“The porter opens the door for the shepherd and his
sheep hear his voice as he calls his own sheep by name
and leads them out the doorway.” (10:3)

During the last evening Jesus spent with his disciples he makes a similar statement describing the relationship of these children to both Jesus the Son and God the Father.

Jesus answered and said to the other Judas, ‘whoever
loves me will keep my word and my Father will love
him and we will both come to him and make a dwelling
with him. Whoever does not love me will not keep my
word; and this word which you hear is not mine, but
comes from my Father who sent me.’ (14:23-24)

Relationship of Children of God with the World

     Once the disciples have spent more time with Jesus, Jesus begins to speak to them of what is about to happen. One point he seems to repeat deals with their relationship to others. He tells them they will be hated because they are no longer operating from the same framework as others. They are no longer “of the world.” (15:18-19, 17:14) Those who mistreat them will do so because they simply have not known the Father, God. There is a marked distinction between those born of God, and those who are not.

     During Jesus’ prayer he describes again how the world has not received him because they don’t know the Father. As Children of God who know the same Father, the same fate awaits. But Jesus’ prayer is for these to imitate the Son and to be sent into the world to let those of the world believe that God the Father sent Jesus. (17:21) Twice in this prayer he describes the Children of God as possessing unity (17:21, & 23) in order that the world might know Jesus was sent from God.

     Yet, in order for the world to know that Jesus was sent from God, these Children of God must go into the world.

I am not requesting that you take them from the world,
but that you protect them from the evil one. They are
not from the world just as I am not from the world.
Set them apart in the truth; your word is truth.
Just as you sent me into the world, even so I sent them
into the world; I have set myself apart in your truth for
their benefit so that they themselves may be set apart in
your truth. (17:15-19)

So rather than maintaining a distinction based on location, the children of God are set apart by the Father’s truth, which is, of course, the Logos, the Word at the beginning with God.

Concluding Thought

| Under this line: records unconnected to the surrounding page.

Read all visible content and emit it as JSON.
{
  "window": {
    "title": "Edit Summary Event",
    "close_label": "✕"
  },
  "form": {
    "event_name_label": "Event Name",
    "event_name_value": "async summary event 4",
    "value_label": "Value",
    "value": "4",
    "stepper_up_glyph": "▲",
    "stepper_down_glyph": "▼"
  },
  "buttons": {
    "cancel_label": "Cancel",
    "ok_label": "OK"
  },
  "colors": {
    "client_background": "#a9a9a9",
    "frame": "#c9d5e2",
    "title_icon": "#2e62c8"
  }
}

     Even though the word, children, seldom appears in the Fourth Gospel it is crucial because this word defines the type of relationship that exists between God and humanity. God the Father gives birth to these siblings of Jesus, in a manner of speaking. These siblings learn all there is to know about God the Father through the words of Jesus the Messiah. Just as God loves the world and sent his Son into the world, so God continues to demonstrate his love by sending his other children to proclaim the truth concerning the Son of God. Yet, more promising still is the idea that these children of God are not sent alone into this world. Instead, Jesus the Son and God the Father come to each child and joins with him or her. The Father and the Son live with each child of God, through the power of God the Holy Spirit.


     Young children often worry and fret whenever they are separated from a parent, especially from mom. Other caregivers, even family ones, will suffice for a time, but eventually only the parent will satisfy their need. As children of God we, too, find satisfaction only when fully present with God the Father.

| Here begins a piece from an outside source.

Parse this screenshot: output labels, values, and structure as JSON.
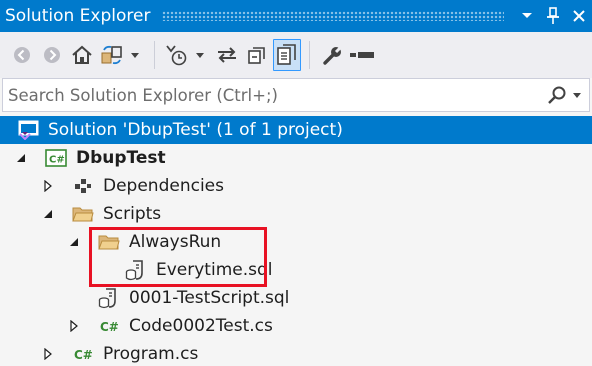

     As children grow, they often seek to imitate a parent. They enjoy engaging in a similar activity, like cooking or building, even when their efforts may not have any noticeable effect. Since Jesus prays that the children of God might be engaged in the same activities as he, the question for me becomes “Am I?”

     Take a moment and consider these three thoughts. 1) How often am I associating words from God with God? 2) How frequently am I listening for the voice of Jesus the Son so that I might follow him? 3) In what ways is my relationship with the world around me reflecting the same love that God demonstrates for his world?